How did they communicate?

This mosasaur was known to have certain muscular structures, that pointed out the presence of a structure that many assumed was that of an eardrum! Since the Platecarpus had eardrums, it's not too bad to assume that they had a good perception of sound. Thus it's possible that they communicated by creating and sensing sounds.

How big was a Platecarpus?

The length of the Platecarpus was 24 ft (7.3 m) while the length of a much bigger aquatic reptile, the Mosasaurus was around 32.8-59.1 ft (10-18 m). Thus the Platecarpus was around twice as small as the Mosasaurus.

How fast could a Platecarpus move?

The Platecarpus, being an aquatic reptile, swam to move around. However, significantly disproportionate fins could not support swift swimming through the water. Hence it was a slow swimmer.

How much did a Platecarpus weigh?

The genus Platecarpus was a moderately bulky marine reptile with a weight of around 2000 lb (907.2 kg) while the Mosasaurus, a much larger genus, weighed around 30,864 lb (14000 kg).

What were the male and female names of the species?

The male and female mosasaurs were known by the common name 'Platecarpus.'

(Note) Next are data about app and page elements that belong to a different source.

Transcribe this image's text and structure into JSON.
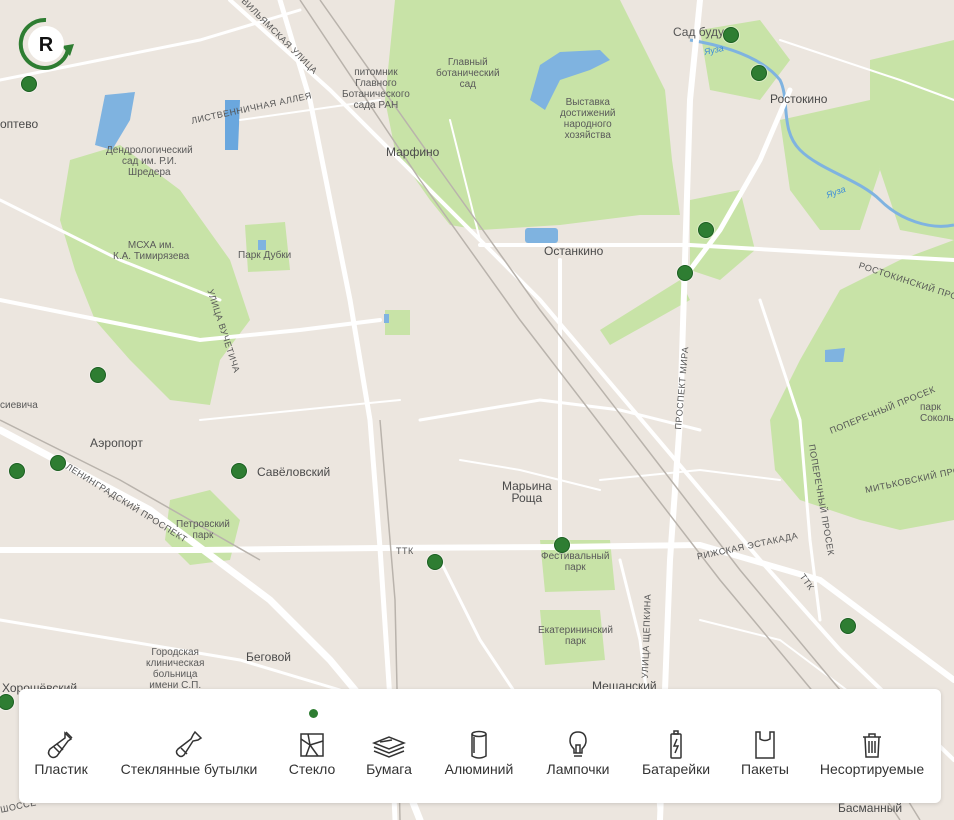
{
  "map": {
    "place_labels": {
      "sad_budushchego": "Сад будущ",
      "rostokino": "Ростокино",
      "glavny_bot_sad": "Главный\nботанический\nсад",
      "pitomnik": "питомник\nГлавного\nБотанического\nсада РАН",
      "vystavka": "Выставка\nдостижений\nнародного\nхозяйства",
      "marfino": "Марфино",
      "ostankino": "Останкино",
      "dendrolog": "Дендрологический\nсад им. Р.И.\nШредера",
      "mskha": "МСХА им.\nК.А. Тимирязева",
      "park_dubki": "Парк Дубки",
      "aeroport": "Аэропорт",
      "savelovsky": "Савёловский",
      "maryina_roshcha": "Марьина\nРоща",
      "festivalny_park": "Фестивальный\nпарк",
      "petrovsky_park": "Петровский\nпарк",
      "ekaterininsky_park": "Екатерининский\nпарк",
      "gorodskaya_bolnitsa": "Городская\nклиническая\nбольница\nимени С.П.",
      "begovoy": "Беговой",
      "meshchansky": "Мещанский",
      "park_sokolniki": "парк\nСокольни",
      "basmanny": "Басманный",
      "khoroshevsky": "Хорошёвский",
      "koptevo": "оптево",
      "timiryazevich": "сиевича"
    },
    "street_labels": {
      "vilamskaya": "ВИЛЬЯМСКАЯ УЛИЦА",
      "listvennichnaya": "ЛИСТВЕННИЧНАЯ АЛЛЕЯ",
      "vuchetich": "УЛИЦА ВУЧЕТИЧА",
      "leningradsky": "ЛЕНИНГРАДСКИЙ ПРОСПЕКТ",
      "prospekt_mira": "ПРОСПЕКТ МИРА",
      "rostokinsky": "РОСТОКИНСКИЙ ПРОЕЗД",
      "poperechny": "ПОПЕРЕЧНЫЙ ПРОСЕК",
      "mitkovsky": "МИТЬКОВСКИЙ ПРОЕЗД",
      "poperechny_v": "ПОПЕРЕЧНЫЙ ПРОСЕК",
      "rizhskaya": "РИЖСКАЯ ЭСТАКАДА",
      "shchepkina": "УЛИЦА ЩЕПКИНА",
      "ttk1": "ТТК",
      "ttk2": "ТТК",
      "shosse": "ШОССЕ"
    },
    "water_labels": {
      "yauza1": "Яуза",
      "yauza2": "Яуза"
    }
  },
  "logo": {
    "letter": "R",
    "color": "#2e7d32"
  },
  "categories": [
    {
      "label": "Пластик",
      "icon": "plastic-bottle-icon"
    },
    {
      "label": "Стеклянные бутылки",
      "icon": "glass-bottle-icon"
    },
    {
      "label": "Стекло",
      "icon": "broken-glass-icon",
      "selected": true
    },
    {
      "label": "Бумага",
      "icon": "paper-stack-icon"
    },
    {
      "label": "Алюминий",
      "icon": "aluminum-can-icon"
    },
    {
      "label": "Лампочки",
      "icon": "lightbulb-icon"
    },
    {
      "label": "Батарейки",
      "icon": "battery-icon"
    },
    {
      "label": "Пакеты",
      "icon": "plastic-bag-icon"
    },
    {
      "label": "Несортируемые",
      "icon": "trash-can-icon"
    }
  ],
  "colors": {
    "marker": "#2e7d32",
    "park": "#c8e3a7",
    "water": "#7fb3e0",
    "background": "#ece6df",
    "road": "#ffffff"
  }
}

What would you call a baby Platecarpus?

The baby of Platecarpus was simply called a baby or juvenile Platecarpus.

What did they eat?

The marine lizard's diet included smaller creatures in the ocean. It was very selective when it came to choosing the diet.

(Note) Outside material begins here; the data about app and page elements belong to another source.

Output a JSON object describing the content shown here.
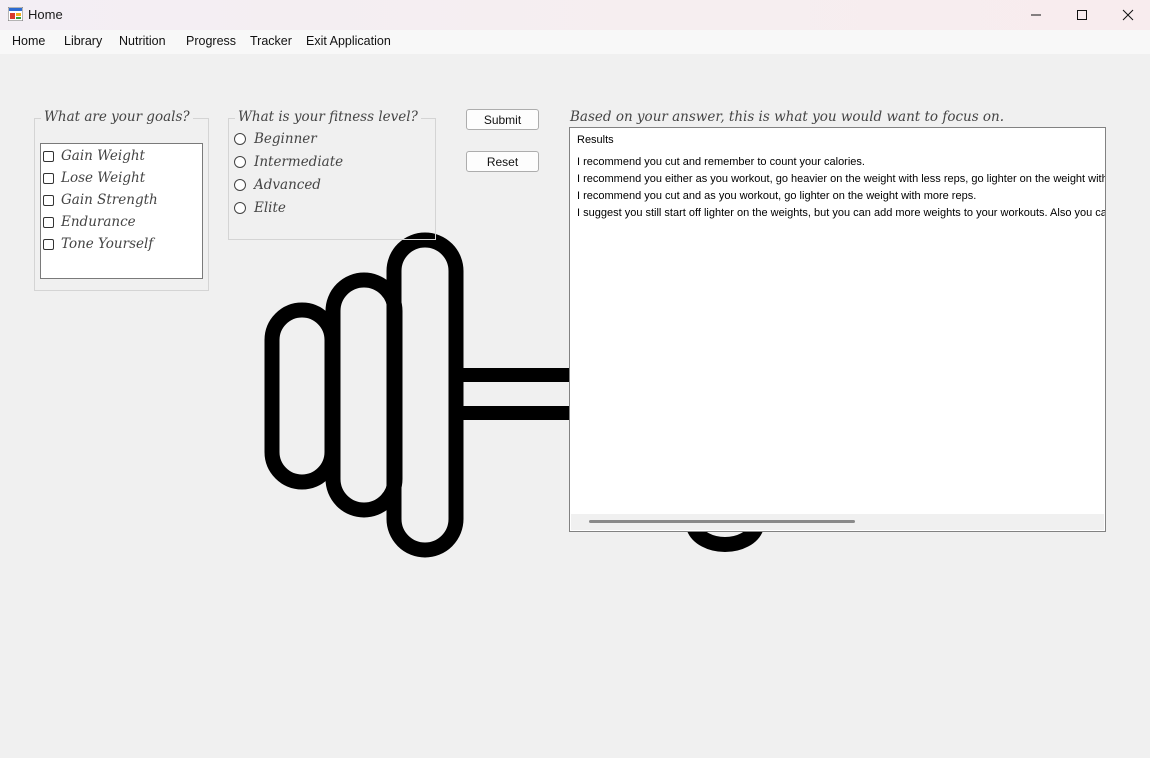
{
  "window": {
    "title": "Home",
    "minimize_glyph": "—",
    "maximize_glyph": "☐",
    "close_glyph": "✕"
  },
  "menu": {
    "items": [
      "Home",
      "Library",
      "Nutrition",
      "Progress",
      "Tracker",
      "Exit Application"
    ]
  },
  "goals": {
    "legend": "What are your goals?",
    "options": [
      "Gain Weight",
      "Lose Weight",
      "Gain Strength",
      "Endurance",
      "Tone Yourself"
    ]
  },
  "fitness": {
    "legend": "What is your fitness level?",
    "options": [
      "Beginner",
      "Intermediate",
      "Advanced",
      "Elite"
    ]
  },
  "buttons": {
    "submit": "Submit",
    "reset": "Reset"
  },
  "results": {
    "label": "Based on your answer, this is what you would want to focus on.",
    "lines": [
      "Results",
      "I recommend you cut and remember to count your calories.",
      "I recommend you either as you workout, go heavier on the weight with less reps, go lighter on the weight with more reps.",
      "I recommend you cut and as you workout, go lighter on the weight with more reps.",
      "I suggest you still start off lighter on the weights, but you can add more weights to your workouts. Also you can start adding some cardio."
    ]
  },
  "icons": {
    "app": "app-icon",
    "background": "dumbbell-icon"
  }
}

Its diet consisted of slow-moving animals like ammonites, squids, and turtles but they would also tackle larger and swifter prey, such as sharks and Plesiosaurs when there was a need for defense. Although not fast swimmers, these mosasaurs had something to their advantage. It was the cover and camouflage from their prey behind the rocks and corals.

How aggressive were they?

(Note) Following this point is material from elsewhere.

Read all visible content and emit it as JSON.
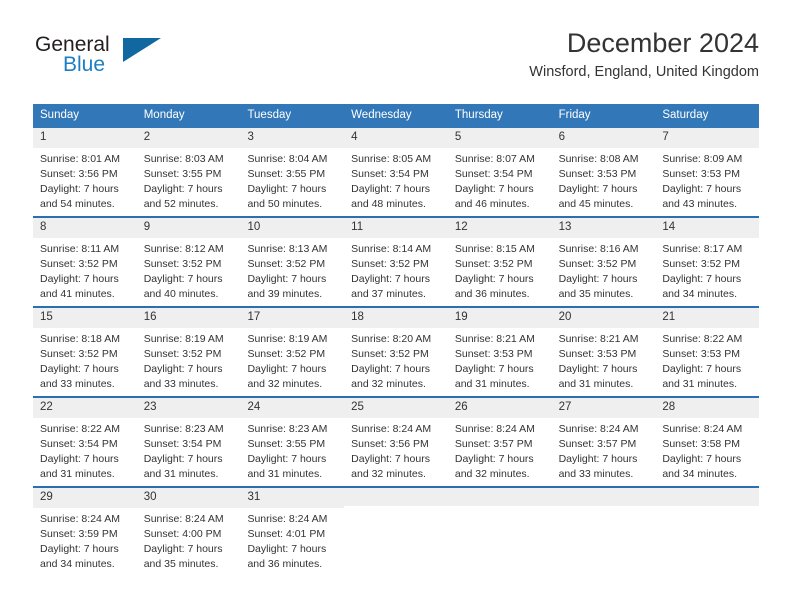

These mosasaurs were pretty aggressive when it came to both being preyed or being predated upon.

Did you know...

Platecarpus tympaniticus shorter snout than the average mosasaurs.

Platecarpus coryphaeus was first defined by Edward Cope.

Squamata mosasauridae is a newly discovered species of Platecarpus from Morocco.

Russell placed P. tympaniticus in the 'lower' and P. ictericus in the 'upper' group during the taxonomical description in 1967.

The Platecarpus ictericus is preserved in the American Museum of Natural History. 

The taxon from the Lower Demopolis Formation in Alabama has a lower number of teeth in its jaws.

What does the name 'Platecarpus' mean?

The mosasaur was one of the earliest discovered species of aquatic dinosaurs, they still retained flap-like arms. They were half flappers-half arms which made their 'fins' look really thin. Plate-carpus is a Latin word where 'plate' means flat and 'carpus' means wrist, together forming the word Platecarpus or 'flat-wrist.'

Where did the Platecarpus swim?

The Platecarpus was a shallow swimmer. It swam in the oceans of North America, Europe, and Africa thus capturing almost all the prime locations of ancient marine habitats across history.

These oceans were places where the temperatures switched from moderate to extreme. Considering the foundational location of the mosasaur along with the given climatic description of the oceans, it is almost certain that the creature was housed by the Pacific and Atlantic oceans.

Here at Kidadl, we have carefully created lots of interesting family-friendly prehistoric animal facts for everyone to discover! Learn more about some other creatures from our Metriorhynchus interesting facts, or Gargoyleosaurus facts for kids.

You can even occupy yourself at home by coloring in one of our free printable Platecarpus coloring pages.

We Want Your Photos!
We Want Your Photos!

We Want Your Photos!

Do you have a photo you are happy to share that would improve this article?
Email your photos

More for You

See All

Written by Ritika Katariya

Bachelor of Arts specializing in English

Ritika Katariya picture

Ritika KatariyaBachelor of Arts specializing in English

A dedicated content writer and language enthusiast, Ritika holds a Bachelor's degree in English Language and Literature from Fergusson College. With a keen interest in linguistics and literary adaptations, she has conducted extensive research in these domains. Beyond her academic pursuits, Ritika actively volunteers at her university, providing academic and on-campus assistance to fellow students.

Read full bio >